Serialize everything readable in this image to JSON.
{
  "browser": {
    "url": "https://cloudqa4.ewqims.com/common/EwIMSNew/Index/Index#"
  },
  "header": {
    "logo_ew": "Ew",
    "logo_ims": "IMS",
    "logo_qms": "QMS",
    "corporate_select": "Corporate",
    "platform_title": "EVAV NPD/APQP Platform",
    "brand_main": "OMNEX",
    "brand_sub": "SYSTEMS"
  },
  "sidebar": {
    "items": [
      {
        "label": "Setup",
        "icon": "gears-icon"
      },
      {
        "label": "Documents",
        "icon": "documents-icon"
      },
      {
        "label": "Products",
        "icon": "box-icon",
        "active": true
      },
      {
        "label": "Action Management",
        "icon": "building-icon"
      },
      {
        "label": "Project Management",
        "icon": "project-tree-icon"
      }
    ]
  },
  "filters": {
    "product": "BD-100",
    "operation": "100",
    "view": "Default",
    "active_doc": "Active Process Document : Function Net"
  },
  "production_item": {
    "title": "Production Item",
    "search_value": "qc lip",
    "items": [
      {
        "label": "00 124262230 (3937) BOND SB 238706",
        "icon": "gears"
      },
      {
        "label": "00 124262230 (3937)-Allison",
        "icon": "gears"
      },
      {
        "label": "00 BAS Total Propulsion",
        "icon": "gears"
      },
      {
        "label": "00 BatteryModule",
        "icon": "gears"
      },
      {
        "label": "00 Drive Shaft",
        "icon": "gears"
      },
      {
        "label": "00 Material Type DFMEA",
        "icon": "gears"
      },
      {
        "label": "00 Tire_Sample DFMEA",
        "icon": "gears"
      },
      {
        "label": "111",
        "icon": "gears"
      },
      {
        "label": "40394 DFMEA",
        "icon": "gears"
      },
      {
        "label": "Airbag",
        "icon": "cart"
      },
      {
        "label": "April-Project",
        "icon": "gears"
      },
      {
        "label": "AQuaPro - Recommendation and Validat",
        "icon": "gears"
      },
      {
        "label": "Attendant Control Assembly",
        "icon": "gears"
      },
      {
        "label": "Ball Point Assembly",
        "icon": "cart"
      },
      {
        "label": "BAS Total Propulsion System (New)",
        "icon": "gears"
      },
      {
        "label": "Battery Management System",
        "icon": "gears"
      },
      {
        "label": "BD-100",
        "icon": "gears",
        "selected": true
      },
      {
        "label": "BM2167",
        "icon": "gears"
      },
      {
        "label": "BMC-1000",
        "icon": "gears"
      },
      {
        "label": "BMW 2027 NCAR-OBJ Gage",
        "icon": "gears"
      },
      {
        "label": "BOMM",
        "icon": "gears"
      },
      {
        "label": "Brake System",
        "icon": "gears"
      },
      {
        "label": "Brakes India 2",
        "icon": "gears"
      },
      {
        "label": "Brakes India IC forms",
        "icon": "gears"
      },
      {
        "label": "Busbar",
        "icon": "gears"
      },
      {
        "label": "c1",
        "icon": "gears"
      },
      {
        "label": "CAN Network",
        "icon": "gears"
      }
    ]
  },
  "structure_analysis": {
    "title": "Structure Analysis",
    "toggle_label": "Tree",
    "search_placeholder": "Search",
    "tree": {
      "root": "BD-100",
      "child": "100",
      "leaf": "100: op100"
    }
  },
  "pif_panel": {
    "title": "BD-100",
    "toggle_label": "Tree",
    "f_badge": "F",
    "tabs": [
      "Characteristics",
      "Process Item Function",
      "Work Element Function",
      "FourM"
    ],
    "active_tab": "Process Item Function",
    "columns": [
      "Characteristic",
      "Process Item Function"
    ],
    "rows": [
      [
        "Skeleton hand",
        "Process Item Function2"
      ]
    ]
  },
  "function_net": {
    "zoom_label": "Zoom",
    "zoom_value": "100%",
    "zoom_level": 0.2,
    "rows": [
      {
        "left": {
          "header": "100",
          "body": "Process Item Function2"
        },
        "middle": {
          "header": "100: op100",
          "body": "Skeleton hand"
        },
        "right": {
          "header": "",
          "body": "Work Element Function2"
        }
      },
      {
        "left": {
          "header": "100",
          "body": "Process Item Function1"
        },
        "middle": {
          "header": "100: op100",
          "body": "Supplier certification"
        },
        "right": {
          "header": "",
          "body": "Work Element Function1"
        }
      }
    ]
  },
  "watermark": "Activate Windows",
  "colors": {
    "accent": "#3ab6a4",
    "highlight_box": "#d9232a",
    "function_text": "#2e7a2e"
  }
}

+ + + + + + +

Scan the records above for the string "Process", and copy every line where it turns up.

    "active_doc": "Active Process Document : Function Net"
      "Process Item Function",
    "active_tab": "Process Item Function",
      "Process Item Function"
        "Process Item Function2"
          "body": "Process Item Function2"
          "body": "Process Item Function1"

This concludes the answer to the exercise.